  • Cells as Machines: towards Deciphering Biochemical Programs in the Cell. F. Fages and S. Soliman. In Proc. 10th International Conference on Distributed Computing and Internet Technology ICDCIT'14, pages 50–67, volume 8337 of Lecture Notes in Computer Science. Springer-Verlag, 2014. ( pdf)
  • Formal cell biology in BIOCHAM. F. Fages and S. Soliman, 8th International School on Formal Methods for the Design of Computer, Communication and Software Systems: Computational Systems Biology, Springer-Verlag, LNCS 5016, 2008. ( pdf)
  • Synthetic biology: New engineering rules for an emerging discipline.
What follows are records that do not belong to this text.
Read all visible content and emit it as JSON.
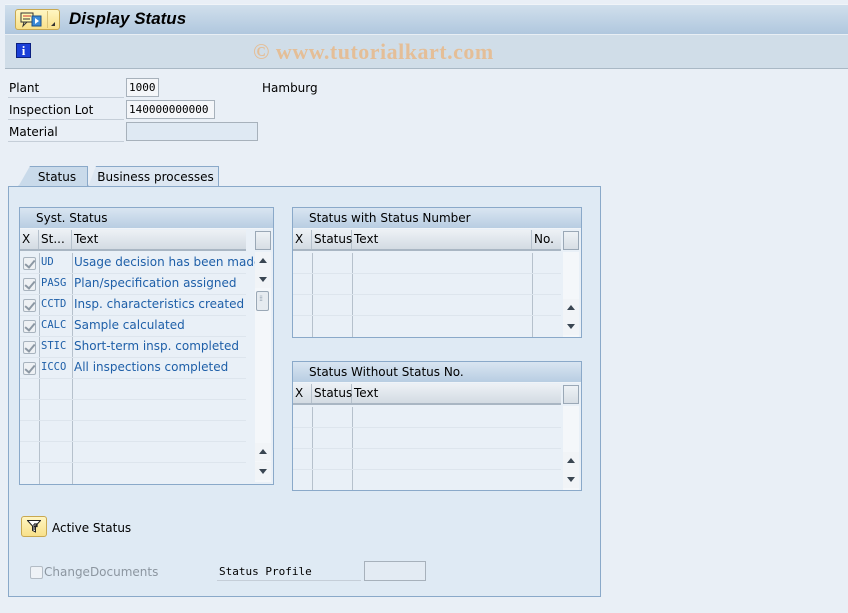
{
  "window": {
    "title": "Display Status",
    "watermark": "© www.tutorialkart.com"
  },
  "header_fields": {
    "plant": {
      "label": "Plant",
      "value": "1000",
      "description": "Hamburg"
    },
    "inspection_lot": {
      "label": "Inspection Lot",
      "value": "140000000000"
    },
    "material": {
      "label": "Material",
      "value": ""
    }
  },
  "tabs": [
    {
      "label": "Status",
      "active": true
    },
    {
      "label": "Business processes",
      "active": false
    }
  ],
  "syst_status": {
    "title": "Syst. Status",
    "columns": [
      "X",
      "St...",
      "Text"
    ],
    "rows": [
      {
        "checked": true,
        "code": "UD",
        "text": "Usage decision has been made"
      },
      {
        "checked": true,
        "code": "PASG",
        "text": "Plan/specification assigned"
      },
      {
        "checked": true,
        "code": "CCTD",
        "text": "Insp. characteristics created"
      },
      {
        "checked": true,
        "code": "CALC",
        "text": "Sample calculated"
      },
      {
        "checked": true,
        "code": "STIC",
        "text": "Short-term insp. completed"
      },
      {
        "checked": true,
        "code": "ICCO",
        "text": "All inspections completed"
      }
    ]
  },
  "status_with_number": {
    "title": "Status with Status Number",
    "columns": [
      "X",
      "Status",
      "Text",
      "No."
    ],
    "rows": []
  },
  "status_without_number": {
    "title": "Status Without Status No.",
    "columns": [
      "X",
      "Status",
      "Text"
    ],
    "rows": []
  },
  "footer": {
    "active_status_label": "Active Status",
    "change_documents_label": "ChangeDocuments",
    "change_documents_checked": false,
    "status_profile_label": "Status Profile",
    "status_profile_value": ""
  },
  "icons": {
    "menu": "menu-icon",
    "info": "info-icon",
    "active_status": "filter-funnel-icon"
  }
}
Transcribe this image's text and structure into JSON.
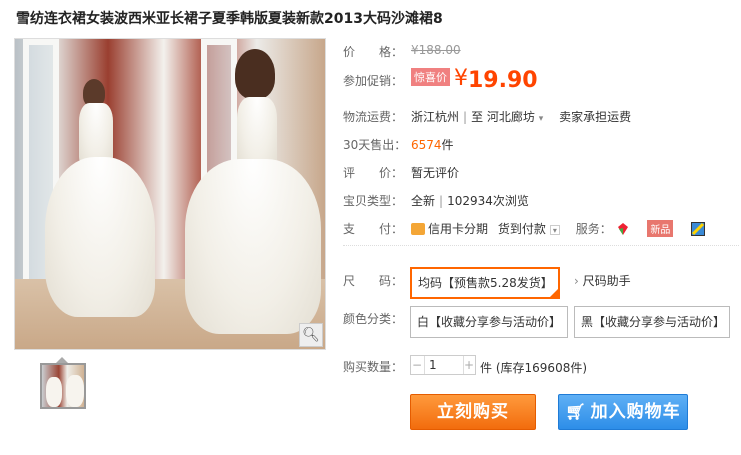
{
  "title": "雪纺连衣裙女装波西米亚长裙子夏季韩版夏装新款2013大码沙滩裙8",
  "price": {
    "label": "价　　格：",
    "value": "¥188.00"
  },
  "promo": {
    "label": "参加促销：",
    "tag": "惊喜价",
    "currency": "¥",
    "value": "19.90"
  },
  "shipping": {
    "label": "物流运费：",
    "from": "浙江杭州",
    "sep": "|",
    "to_prefix": "至",
    "to": "河北廊坊",
    "fee": "卖家承担运费"
  },
  "sold": {
    "label": "30天售出：",
    "count": "6574",
    "unit": "件"
  },
  "review": {
    "label": "评　　价：",
    "value": "暂无评价"
  },
  "type": {
    "label": "宝贝类型：",
    "condition": "全新",
    "sep": "|",
    "views": "102934次浏览"
  },
  "payment": {
    "label": "支　　付：",
    "method1": "信用卡分期",
    "method2": "货到付款",
    "service_label": "服务：",
    "badge": "新品"
  },
  "size": {
    "label": "尺　　码：",
    "selected": "均码【预售款5.28发货】",
    "helper": "尺码助手"
  },
  "color": {
    "label": "颜色分类：",
    "options": [
      "白【收藏分享参与活动价】",
      "黑【收藏分享参与活动价】"
    ]
  },
  "quantity": {
    "label": "购买数量：",
    "value": "1",
    "unit": "件",
    "stock": "(库存169608件)"
  },
  "buttons": {
    "buy": "立刻购买",
    "cart": "加入购物车"
  },
  "icons": {
    "zoom": "magnifier-icon",
    "cart": "cart-icon",
    "card": "credit-card-icon"
  },
  "colors": {
    "accent": "#f40",
    "buy": "#f26c0d",
    "cart": "#2d8ee8"
  }
}
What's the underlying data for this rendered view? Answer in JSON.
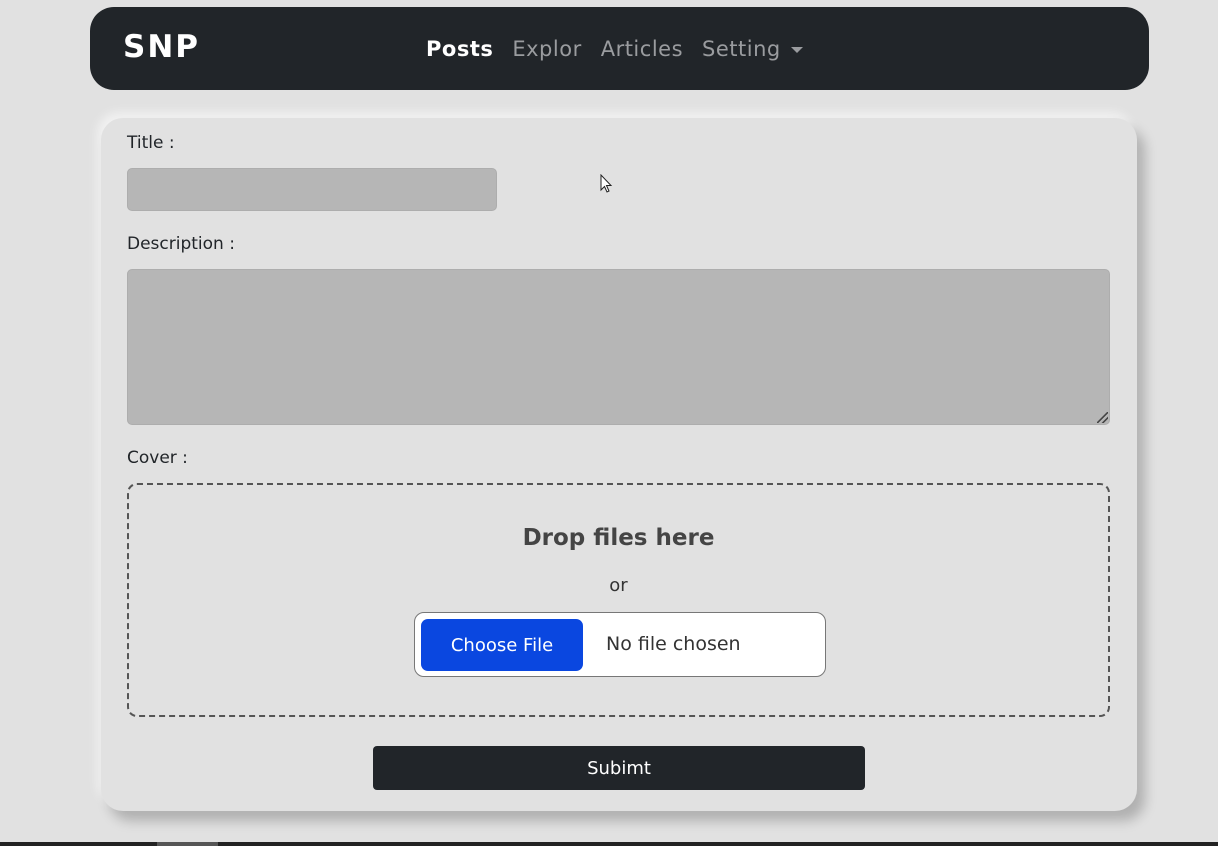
{
  "navbar": {
    "brand": "SNP",
    "links": [
      {
        "label": "Posts",
        "active": true
      },
      {
        "label": "Explor",
        "active": false
      },
      {
        "label": "Articles",
        "active": false
      },
      {
        "label": "Setting",
        "active": false,
        "dropdown": true
      }
    ]
  },
  "form": {
    "title_label": "Title :",
    "title_value": "",
    "description_label": "Description :",
    "description_value": "",
    "cover_label": "Cover :",
    "dropzone": {
      "title": "Drop files here",
      "or": "or",
      "choose_button": "Choose File",
      "file_status": "No file chosen"
    },
    "submit_label": "Subimt"
  },
  "colors": {
    "navbar_bg": "#212529",
    "page_bg": "#e1e1e1",
    "input_bg": "#b6b6b6",
    "choose_button_bg": "#0a47e0",
    "submit_bg": "#212529"
  }
}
E. Andrianantoandro, S. Basu, D. Karig, and R. Weiss, Molecular Systems Biology, 2006.
  • La révolution transhumaniste, comment la technomédecine et l'uberisation du monde vont bouleverser nos vies. L. Ferry. Plon, 2016.

Previous years

Some former students of this course who continued working in Computational Systems Biology:

  • 2004-2005: Jean Krivine, CNRS Paris-Diderot; Colas Le Guernic, New York University;
  • 2005-2006: Sylvain Pradalier, Dassault-Systèmes; Fabien Tharissan, MdC UPMC;
  • 2006-2007: Aurélien Rizk, Paul Sherrer Institute Zurich;
  • 2008-2009: Steven Gay, Univ. Louvain la Neuve; Laurent Bulteau, Univ. Nantes;
  • 2011-2012: Guillaume Madelaine, Univ. Lille;
  • 2013-2014: Andrea Beica, ENS Paris;
  • 2014-2015: Virgile Andreani, Inria Saclay;
  • 2016-2017: Arthur Carcano, CRI Paris;
 
Universités partenaires Université Paris-Diderot
Université Paris-Saclay
ENS Cachan École polytechnique Télécom ParisTech
ENS
Établissements associés Université Pierre-et-Marie-Curie CNRS INRIA CEA